··· Records for this task

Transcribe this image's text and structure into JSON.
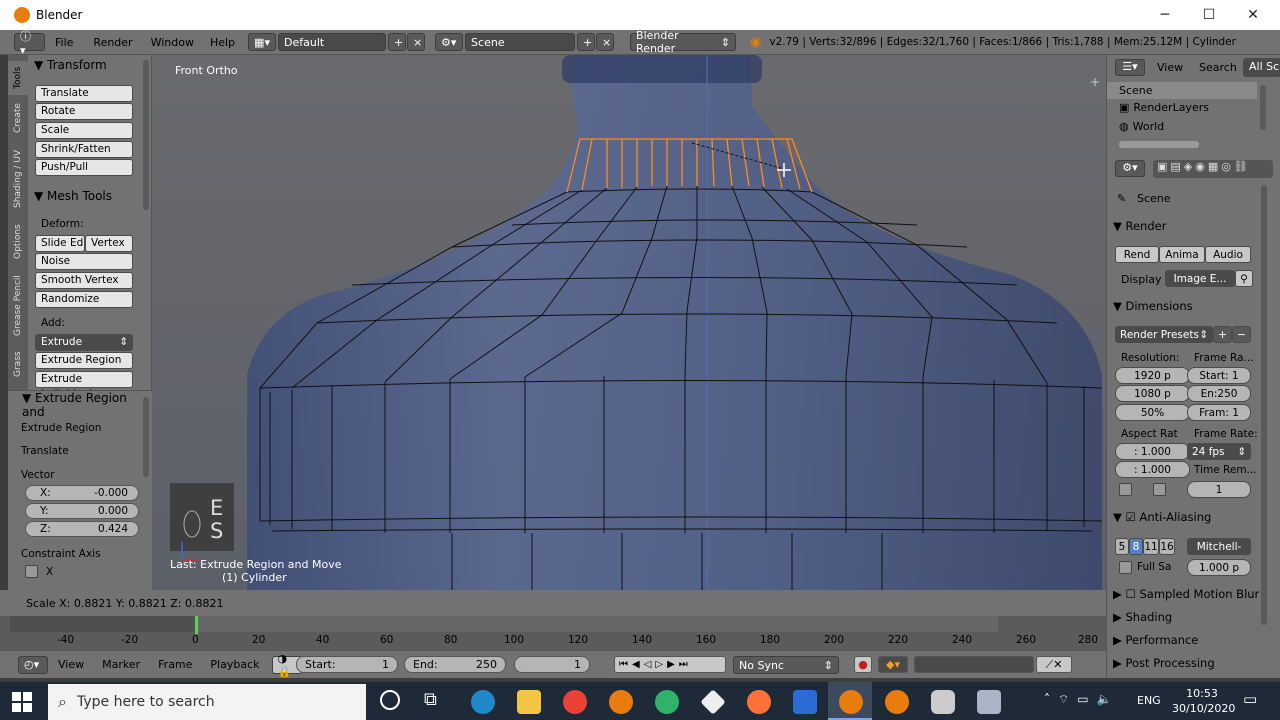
{
  "window": {
    "title": "Blender"
  },
  "infobar": {
    "menus": [
      "File",
      "Render",
      "Window",
      "Help"
    ],
    "layout": "Default",
    "scene": "Scene",
    "engine": "Blender Render",
    "stats": "v2.79 | Verts:32/896 | Edges:32/1,760 | Faces:1/866 | Tris:1,788 | Mem:25.12M | Cylinder"
  },
  "tabs": [
    "Tools",
    "Create",
    "Shading / UV",
    "Options",
    "Grease Pencil",
    "Grass"
  ],
  "toolshelf": {
    "transform_title": "Transform",
    "transform_buttons": [
      "Translate",
      "Rotate",
      "Scale",
      "Shrink/Fatten",
      "Push/Pull"
    ],
    "meshtools_title": "Mesh Tools",
    "deform_label": "Deform:",
    "slide_edge": "Slide Ed",
    "vertex": "Vertex",
    "deform_buttons": [
      "Noise",
      "Smooth Vertex",
      "Randomize"
    ],
    "add_label": "Add:",
    "extrude": "Extrude",
    "add_buttons": [
      "Extrude Region",
      "Extrude Individual"
    ],
    "operator_title": "Extrude Region and",
    "operator_name": "Extrude Region",
    "operator_sub": "Translate",
    "vector_label": "Vector",
    "vector": [
      {
        "axis": "X:",
        "value": "-0.000"
      },
      {
        "axis": "Y:",
        "value": "0.000"
      },
      {
        "axis": "Z:",
        "value": "0.424"
      }
    ],
    "constraint_label": "Constraint Axis",
    "constraint_x": "X"
  },
  "viewport": {
    "label": "Front Ortho",
    "keys": [
      "E",
      "S"
    ],
    "last_op": "Last: Extrude Region and Move",
    "object": "(1) Cylinder"
  },
  "outliner": {
    "view": "View",
    "search": "Search",
    "filter": "All Sc",
    "items": [
      "Scene",
      "RenderLayers",
      "World"
    ]
  },
  "properties": {
    "context": "Scene",
    "render_title": "Render",
    "render_buttons": [
      "Rend",
      "Anima",
      "Audio"
    ],
    "display_label": "Display",
    "display_value": "Image E...",
    "dimensions_title": "Dimensions",
    "presets": "Render Presets",
    "resolution_label": "Resolution:",
    "framerange_label": "Frame Ra...",
    "res_x": "1920 p",
    "res_y": "1080 p",
    "res_pct": "50%",
    "start": "Start: 1",
    "end": "En:250",
    "frame": "Fram: 1",
    "aspect_label": "Aspect Rat",
    "framerate_label": "Frame Rate:",
    "aspect_x": ": 1.000",
    "aspect_y": ": 1.000",
    "fps": "24 fps",
    "time_remap": "Time Rem...",
    "time_value": "1",
    "aa_title": "Anti-Aliasing",
    "aa_samples": [
      "5",
      "8",
      "11",
      "16"
    ],
    "aa_filter": "Mitchell-",
    "full_sample": "Full Sa",
    "aa_size": "1.000 p",
    "collapsed": [
      "Sampled Motion Blur",
      "Shading",
      "Performance",
      "Post Processing"
    ]
  },
  "status": {
    "scale": "Scale X: 0.8821  Y: 0.8821  Z: 0.8821"
  },
  "timeline": {
    "ticks": [
      "-40",
      "-20",
      "0",
      "20",
      "40",
      "60",
      "80",
      "100",
      "120",
      "140",
      "160",
      "180",
      "200",
      "220",
      "240",
      "260",
      "280"
    ]
  },
  "timebar": {
    "menus": [
      "View",
      "Marker",
      "Frame",
      "Playback"
    ],
    "start_label": "Start:",
    "start_value": "1",
    "end_label": "End:",
    "end_value": "250",
    "current": "1",
    "sync": "No Sync"
  },
  "taskbar": {
    "search_placeholder": "Type here to search",
    "lang": "ENG",
    "time": "10:53",
    "date": "30/10/2020"
  },
  "colors": {
    "selection": "#ff8c1a",
    "accent": "#5680c2"
  }
}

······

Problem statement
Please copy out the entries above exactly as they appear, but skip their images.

Output
Transcribe this image's text and structure into JSON.
{
  "window": {
    "title": "Blender"
  },
  "infobar": {
    "menus": [
      "File",
      "Render",
      "Window",
      "Help"
    ],
    "layout": "Default",
    "scene": "Scene",
    "engine": "Blender Render",
    "stats": "v2.79 | Verts:32/896 | Edges:32/1,760 | Faces:1/866 | Tris:1,788 | Mem:25.12M | Cylinder"
  },
  "tabs": [
    "Tools",
    "Create",
    "Shading / UV",
    "Options",
    "Grease Pencil",
    "Grass"
  ],
  "toolshelf": {
    "transform_title": "Transform",
    "transform_buttons": [
      "Translate",
      "Rotate",
      "Scale",
      "Shrink/Fatten",
      "Push/Pull"
    ],
    "meshtools_title": "Mesh Tools",
    "deform_label": "Deform:",
    "slide_edge": "Slide Ed",
    "vertex": "Vertex",
    "deform_buttons": [
      "Noise",
      "Smooth Vertex",
      "Randomize"
    ],
    "add_label": "Add:",
    "extrude": "Extrude",
    "add_buttons": [
      "Extrude Region",
      "Extrude Individual"
    ],
    "operator_title": "Extrude Region and",
    "operator_name": "Extrude Region",
    "operator_sub": "Translate",
    "vector_label": "Vector",
    "vector": [
      {
        "axis": "X:",
        "value": "-0.000"
      },
      {
        "axis": "Y:",
        "value": "0.000"
      },
      {
        "axis": "Z:",
        "value": "0.424"
      }
    ],
    "constraint_label": "Constraint Axis",
    "constraint_x": "X"
  },
  "viewport": {
    "label": "Front Ortho",
    "keys": [
      "E",
      "S"
    ],
    "last_op": "Last: Extrude Region and Move",
    "object": "(1) Cylinder"
  },
  "outliner": {
    "view": "View",
    "search": "Search",
    "filter": "All Sc",
    "items": [
      "Scene",
      "RenderLayers",
      "World"
    ]
  },
  "properties": {
    "context": "Scene",
    "render_title": "Render",
    "render_buttons": [
      "Rend",
      "Anima",
      "Audio"
    ],
    "display_label": "Display",
    "display_value": "Image E...",
    "dimensions_title": "Dimensions",
    "presets": "Render Presets",
    "resolution_label": "Resolution:",
    "framerange_label": "Frame Ra...",
    "res_x": "1920 p",
    "res_y": "1080 p",
    "res_pct": "50%",
    "start": "Start: 1",
    "end": "En:250",
    "frame": "Fram: 1",
    "aspect_label": "Aspect Rat",
    "framerate_label": "Frame Rate:",
    "aspect_x": ": 1.000",
    "aspect_y": ": 1.000",
    "fps": "24 fps",
    "time_remap": "Time Rem...",
    "time_value": "1",
    "aa_title": "Anti-Aliasing",
    "aa_samples": [
      "5",
      "8",
      "11",
      "16"
    ],
    "aa_filter": "Mitchell-",
    "full_sample": "Full Sa",
    "aa_size": "1.000 p",
    "collapsed": [
      "Sampled Motion Blur",
      "Shading",
      "Performance",
      "Post Processing"
    ]
  },
  "status": {
    "scale": "Scale X: 0.8821  Y: 0.8821  Z: 0.8821"
  },
  "timeline": {
    "ticks": [
      "-40",
      "-20",
      "0",
      "20",
      "40",
      "60",
      "80",
      "100",
      "120",
      "140",
      "160",
      "180",
      "200",
      "220",
      "240",
      "260",
      "280"
    ]
  },
  "timebar": {
    "menus": [
      "View",
      "Marker",
      "Frame",
      "Playback"
    ],
    "start_label": "Start:",
    "start_value": "1",
    "end_label": "End:",
    "end_value": "250",
    "current": "1",
    "sync": "No Sync"
  },
  "taskbar": {
    "search_placeholder": "Type here to search",
    "lang": "ENG",
    "time": "10:53",
    "date": "30/10/2020"
  },
  "colors": {
    "selection": "#ff8c1a",
    "accent": "#5680c2"
  }
}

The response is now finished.